sys.getsizeof() you can check the memory usage of an object. To do so, first import the module
import sys mylist = range(0, 10000) print(sys.getsizeof(mylist)) # 48
Woah… wait… why is this huge list only 48 bytes?
It’s because the range function returns an iterable object that only behaves like a list of numbers, but internally simply keeps count of the last iteration number. A range is magnitudes more memory efficient than using an actual list of numbers.
import sys myreallist = [x for x in range(0, 10000)] print(sys.getsizeof(myreallist)) # 87632
That’s roughly 87KB for 10,000 numbers.
Not very accurate
One thing to note: this method is not very accurate.
sys.getsizeof will not recursively calculate the memory usage of all objects in a list or dictionary. So when requesting the size of a list, you request only the size of the list itself and all its references to the content, but the size of all those integers themselves is not taken into account. E.g., a Python integer takes up 28 bytes by itself:
>>> import sys >>> sys.getsizeof(1) 28 >>> 10000 * 28 280000

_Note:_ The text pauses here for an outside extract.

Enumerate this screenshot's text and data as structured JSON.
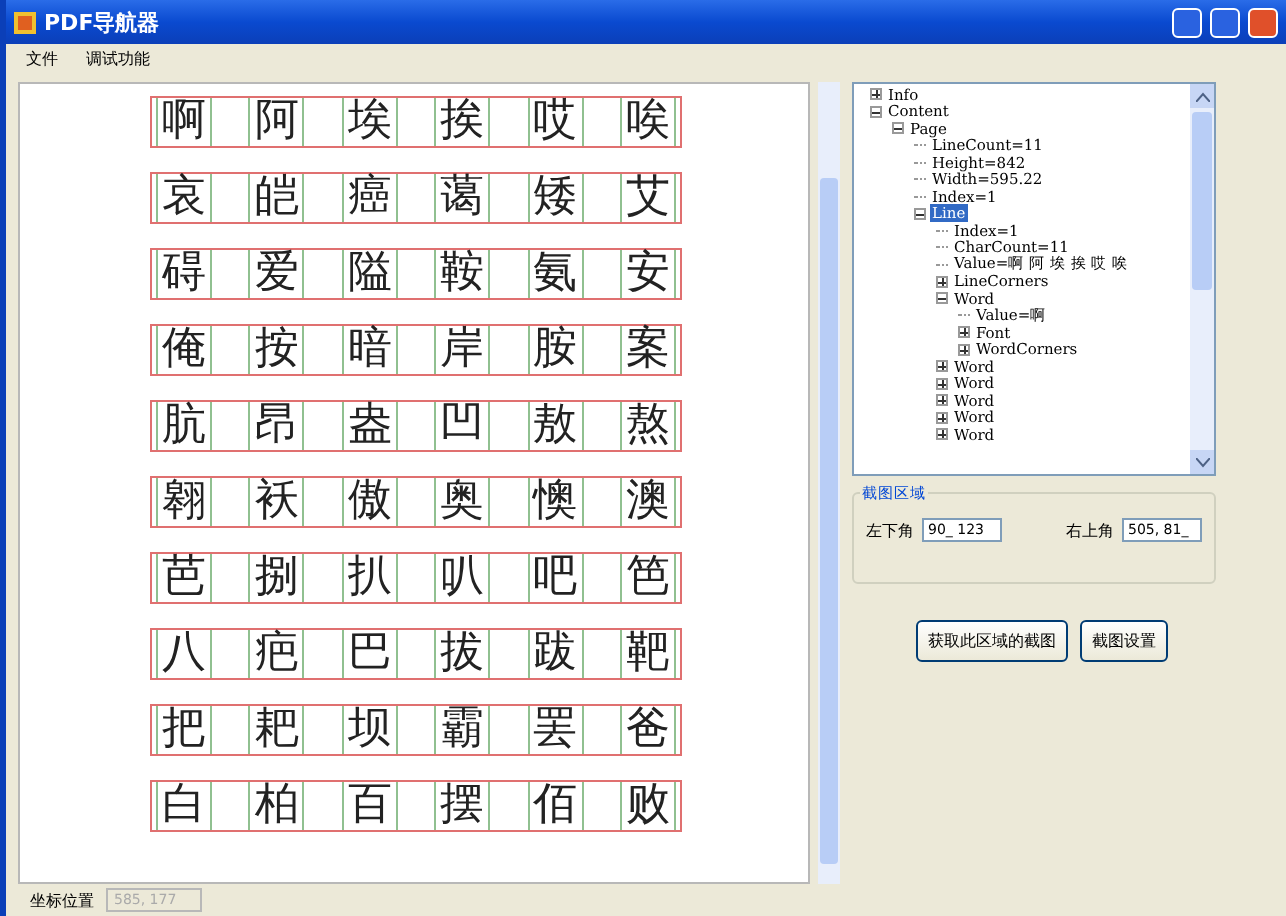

10K integers will take up an additional 280K or so bytes of memory, in addition to the list size of 87K.